Newly appointed Corrections Commissioner Joseph Ponte is invited to speak at a public forum on Thursday about alternatives to solitary confinement in the city’s jail system.
While the city’s jail population has declined over the past few years to record lows, the use of solitary confinement, known locally as “punitive segregation, to discipline detainees has increased. Detainees in punitive segregation can be kept in special units up to 23 hours per day.
“It’s become really the modus operandi,” said Gordon Campbell, chair of the Board of Corrections, which is organizing the forum. “What we’re hoping to learn is what can happen in terms of training, what can happen in terms of a shift of the culture.”
Campbell said he has high hopes that Commissioner Ponte will be tackling the problem during his tenure, given a record of decreasing the use of punitive segregation in his previous job as Maine corrections chief.
Besides Commissioner Ponte, speakers at the forum are expected to include Harold Clarke of the Virginia Department of Corrections; Jane Lovelle of the San Francisco County jails; and Richard Dudley, a forensic psychiatrist who was researched solitary confinement extensively. Campbell will moderate.
The forum is one step in a process toward revising policies surrounding punitive segregation, which will get underway in September, Campbell said.

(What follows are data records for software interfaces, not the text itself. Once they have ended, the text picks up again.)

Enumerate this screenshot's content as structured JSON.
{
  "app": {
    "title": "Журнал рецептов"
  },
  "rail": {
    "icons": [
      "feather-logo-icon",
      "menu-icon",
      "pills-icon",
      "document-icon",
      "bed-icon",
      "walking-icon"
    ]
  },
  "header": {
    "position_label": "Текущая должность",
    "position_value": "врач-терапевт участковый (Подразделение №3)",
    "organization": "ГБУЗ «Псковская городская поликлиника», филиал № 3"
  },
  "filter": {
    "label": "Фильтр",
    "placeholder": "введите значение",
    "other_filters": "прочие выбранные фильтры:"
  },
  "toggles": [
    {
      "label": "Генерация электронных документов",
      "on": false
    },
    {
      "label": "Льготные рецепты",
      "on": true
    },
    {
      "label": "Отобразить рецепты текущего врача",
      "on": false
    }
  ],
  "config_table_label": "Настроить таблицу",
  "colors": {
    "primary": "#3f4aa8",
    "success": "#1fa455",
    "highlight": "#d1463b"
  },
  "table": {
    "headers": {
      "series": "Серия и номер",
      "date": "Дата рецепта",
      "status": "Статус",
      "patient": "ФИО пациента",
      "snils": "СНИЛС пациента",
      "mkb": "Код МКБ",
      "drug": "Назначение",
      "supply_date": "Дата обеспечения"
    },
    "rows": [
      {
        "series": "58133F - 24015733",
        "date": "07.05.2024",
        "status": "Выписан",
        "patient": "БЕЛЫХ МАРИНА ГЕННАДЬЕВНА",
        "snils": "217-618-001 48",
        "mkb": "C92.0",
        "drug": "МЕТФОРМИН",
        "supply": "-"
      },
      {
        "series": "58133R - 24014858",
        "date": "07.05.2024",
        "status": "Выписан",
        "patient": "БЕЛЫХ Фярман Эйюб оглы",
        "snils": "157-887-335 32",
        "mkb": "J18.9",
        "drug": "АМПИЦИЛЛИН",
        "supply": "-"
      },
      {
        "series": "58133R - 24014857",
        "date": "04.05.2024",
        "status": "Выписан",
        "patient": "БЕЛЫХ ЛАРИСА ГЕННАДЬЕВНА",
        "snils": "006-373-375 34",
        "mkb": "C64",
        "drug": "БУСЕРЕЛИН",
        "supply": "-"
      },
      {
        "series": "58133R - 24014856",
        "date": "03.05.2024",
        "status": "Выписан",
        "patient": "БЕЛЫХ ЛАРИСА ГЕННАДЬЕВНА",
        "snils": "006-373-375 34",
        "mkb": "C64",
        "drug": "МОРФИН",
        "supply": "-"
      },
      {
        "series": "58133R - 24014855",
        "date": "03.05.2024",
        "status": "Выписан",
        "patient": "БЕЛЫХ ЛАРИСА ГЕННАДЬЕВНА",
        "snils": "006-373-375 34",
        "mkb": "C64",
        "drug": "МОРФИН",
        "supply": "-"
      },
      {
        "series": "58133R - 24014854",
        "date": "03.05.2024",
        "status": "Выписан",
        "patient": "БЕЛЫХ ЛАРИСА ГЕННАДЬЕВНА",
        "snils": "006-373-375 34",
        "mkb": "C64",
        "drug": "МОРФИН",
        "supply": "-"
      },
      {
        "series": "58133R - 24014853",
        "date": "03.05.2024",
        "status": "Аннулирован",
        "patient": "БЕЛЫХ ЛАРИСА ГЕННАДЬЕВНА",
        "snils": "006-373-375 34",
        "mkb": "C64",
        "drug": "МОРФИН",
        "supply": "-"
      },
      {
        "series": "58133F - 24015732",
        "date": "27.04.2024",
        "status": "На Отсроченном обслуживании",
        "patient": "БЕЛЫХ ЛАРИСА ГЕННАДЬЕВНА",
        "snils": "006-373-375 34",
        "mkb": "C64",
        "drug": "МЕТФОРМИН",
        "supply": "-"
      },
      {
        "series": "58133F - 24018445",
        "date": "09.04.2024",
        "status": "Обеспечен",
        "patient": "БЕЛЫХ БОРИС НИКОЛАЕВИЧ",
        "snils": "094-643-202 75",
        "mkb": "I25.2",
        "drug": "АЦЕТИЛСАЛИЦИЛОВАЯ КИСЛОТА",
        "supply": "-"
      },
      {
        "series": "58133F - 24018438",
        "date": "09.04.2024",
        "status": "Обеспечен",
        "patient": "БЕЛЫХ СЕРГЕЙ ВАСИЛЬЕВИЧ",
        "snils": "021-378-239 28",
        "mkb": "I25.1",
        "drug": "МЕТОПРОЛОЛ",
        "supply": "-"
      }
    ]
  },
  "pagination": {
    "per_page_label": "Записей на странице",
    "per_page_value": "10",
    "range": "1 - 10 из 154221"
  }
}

If you go:
Where: CUNY Law School, 2 Court Square, Long Island City, Queens
When: Thursday, June 12, 6 p.m. to 8 p.m.